Kirkkonummi, Finland – This was one of the major stress factors leading up to our trip: what are we going to do with the twins in Finland?
In the past, we have exercised various options for childcare while traveling. Our first choice is to travel with grandparents, who provide free childcare and some other benefits too. When we’re not moving around too much, we have hired a nanny in-country, eg, for a month in Moscow. In Finland, we pursued both of these options, but the grandparents were not making up their minds about coming with us and I had no leads for a nanny.
But what I do have in Finland is a most valuable resource: I have The Finns. Not only did my Finnish “mum” work in local kindergartens for some 30 years, she also knows how to find answers. She is the one who found the Kirkkonummi Kindergarten, a sweet, private English-speaking preschool that’s about 2km from the house where we are staying.
When I got in touch with the woman who runs the kindergarten, B, she was concerned that it would be too expensive. Normally the city or county pays for about half of the cost of childcare, but as non-residents we are obviously not eligible for this support so we have to pay the full amount ourselves.
I appreciate this concern, because it ain’t cheap, but in our country we don’t get any public support for childcare so we are used to paying the full amount. And by the way, in a notoriously high-cost-of-living country as Finland, the cost of the kindergarten (the full cost, which most people do not pay) is significantly cheaper than what we pay in the States.
My point is that the Finns know how to take care of their children. It starts with the Baby Box. It includes maternity and paternity leave, which adds up to more than 300 days of paid parental leave for each child. It includes subsidized kindergarten, or preschool. And it continues throughout the child’s entire education. The Finnish education system consistently ranks among the best in the world.
So the twins spent two weeks in Finnish kindergarten, before their grandparents arrived to take over childcare duties. This was no small deal, since it was the first time they experienced a “drop-off” care situation, joining a group of kids with no parent or nanny present.
The kindergarten was not officially open when we first arrived, as everything closes for vacation in July. But B kindly made arrangements for one of her staff to come to the house and earn some extra money watching the twins. And so on our fourth day in town, a sweet Polka came over to spend the day with Twin S and Twin V. And she brought trains.
This was a brilliant strategy, as the twins started off with a special friend at kindergarten.
When we told them that the following day, they would get to go play with their friend and her trains with some other kids at the kindergarten, they were all for it. Honestly, we dropped them off and they barely said goodbye. The whole first week was like that. It was magic.
The second week, the twins got wise to us. Come Monday morning, they had no interest in going back to kindergarten.
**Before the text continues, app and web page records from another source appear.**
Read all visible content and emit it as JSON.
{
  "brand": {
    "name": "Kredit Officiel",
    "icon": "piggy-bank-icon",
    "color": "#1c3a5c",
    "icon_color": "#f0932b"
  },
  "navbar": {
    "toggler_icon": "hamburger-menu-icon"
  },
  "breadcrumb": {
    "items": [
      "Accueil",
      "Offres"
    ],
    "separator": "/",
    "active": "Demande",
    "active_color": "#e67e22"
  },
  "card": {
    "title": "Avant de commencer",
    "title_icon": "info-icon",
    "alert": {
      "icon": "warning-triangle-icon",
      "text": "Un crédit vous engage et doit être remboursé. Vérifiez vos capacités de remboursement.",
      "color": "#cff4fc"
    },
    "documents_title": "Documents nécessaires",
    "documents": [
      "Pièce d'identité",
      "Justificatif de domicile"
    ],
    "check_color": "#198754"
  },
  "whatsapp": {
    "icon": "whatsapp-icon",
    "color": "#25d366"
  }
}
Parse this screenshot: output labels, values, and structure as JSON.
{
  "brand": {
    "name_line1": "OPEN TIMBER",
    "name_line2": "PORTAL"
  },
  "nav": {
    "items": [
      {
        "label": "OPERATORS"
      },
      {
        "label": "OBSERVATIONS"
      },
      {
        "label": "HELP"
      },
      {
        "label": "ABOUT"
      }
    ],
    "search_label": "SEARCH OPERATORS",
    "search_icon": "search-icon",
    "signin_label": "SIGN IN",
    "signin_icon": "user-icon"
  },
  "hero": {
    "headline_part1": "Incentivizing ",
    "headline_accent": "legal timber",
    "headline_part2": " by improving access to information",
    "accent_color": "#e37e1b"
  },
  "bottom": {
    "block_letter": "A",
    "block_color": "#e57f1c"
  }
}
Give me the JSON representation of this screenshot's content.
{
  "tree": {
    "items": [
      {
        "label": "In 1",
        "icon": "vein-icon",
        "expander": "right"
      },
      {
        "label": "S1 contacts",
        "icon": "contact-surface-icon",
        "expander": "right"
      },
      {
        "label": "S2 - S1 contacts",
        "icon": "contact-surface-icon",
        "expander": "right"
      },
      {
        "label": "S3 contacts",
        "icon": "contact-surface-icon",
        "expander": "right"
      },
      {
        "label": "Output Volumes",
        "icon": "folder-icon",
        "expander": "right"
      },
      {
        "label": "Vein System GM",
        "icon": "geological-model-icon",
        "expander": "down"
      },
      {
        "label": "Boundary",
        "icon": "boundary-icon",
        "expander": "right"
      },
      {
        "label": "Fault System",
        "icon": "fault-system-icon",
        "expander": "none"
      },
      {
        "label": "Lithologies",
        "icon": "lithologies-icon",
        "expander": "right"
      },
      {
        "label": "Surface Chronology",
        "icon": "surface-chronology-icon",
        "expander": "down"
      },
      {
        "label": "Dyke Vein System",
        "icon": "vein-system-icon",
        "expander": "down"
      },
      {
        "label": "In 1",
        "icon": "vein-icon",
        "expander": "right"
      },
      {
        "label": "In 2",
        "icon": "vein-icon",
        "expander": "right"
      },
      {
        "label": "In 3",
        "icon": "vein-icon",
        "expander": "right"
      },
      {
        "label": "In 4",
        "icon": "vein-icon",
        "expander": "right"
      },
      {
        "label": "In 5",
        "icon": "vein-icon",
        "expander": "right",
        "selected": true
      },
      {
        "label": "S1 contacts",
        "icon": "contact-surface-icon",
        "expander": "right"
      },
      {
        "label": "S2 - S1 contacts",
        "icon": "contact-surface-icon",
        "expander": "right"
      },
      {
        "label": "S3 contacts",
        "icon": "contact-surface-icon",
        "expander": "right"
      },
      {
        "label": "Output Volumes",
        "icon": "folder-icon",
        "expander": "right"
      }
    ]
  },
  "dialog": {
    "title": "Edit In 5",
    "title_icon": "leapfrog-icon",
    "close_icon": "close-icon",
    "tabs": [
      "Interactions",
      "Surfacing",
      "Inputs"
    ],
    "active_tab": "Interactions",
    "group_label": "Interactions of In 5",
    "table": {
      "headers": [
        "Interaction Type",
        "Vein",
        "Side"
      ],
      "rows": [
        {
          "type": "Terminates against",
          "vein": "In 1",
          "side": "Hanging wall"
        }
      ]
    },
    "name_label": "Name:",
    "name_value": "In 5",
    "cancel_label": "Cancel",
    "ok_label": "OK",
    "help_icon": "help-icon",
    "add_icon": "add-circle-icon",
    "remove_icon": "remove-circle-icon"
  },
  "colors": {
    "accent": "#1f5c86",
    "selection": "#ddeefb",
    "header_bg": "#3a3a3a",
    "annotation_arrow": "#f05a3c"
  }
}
It didn’t help that their special friend was not working that day. But most of all, I think they had come to the stark realization that this was going to be the new norm. They were not happy.
But actually, they were very happy there. They put up a fuss when we dropped them off, but they always got a great report at the end of the day. They ate well. They slept well. They made friends. And when we peeked in the window before picking them up, they were always engaged and entertained.
B especially complimented their involvement in circle time. She seemed impressed that they sang the songs and answered the questions posed to the group, interacting more than the other children. Of course, they have a little bit of an advantage, in that they actually, you know, speak English, while the other kids speak Finnish. But that’s okay, I was grateful for her compliments.
But mostly, I was grateful for her attention – and that of the rest of the staff. I felt like they took a special interest in the twins, even though they were only there for two short weeks. It was a very positive first experience for all of us – and a useful one, as we now look forward to the first day of preschool back at home.
Who’s looking forward? Not me!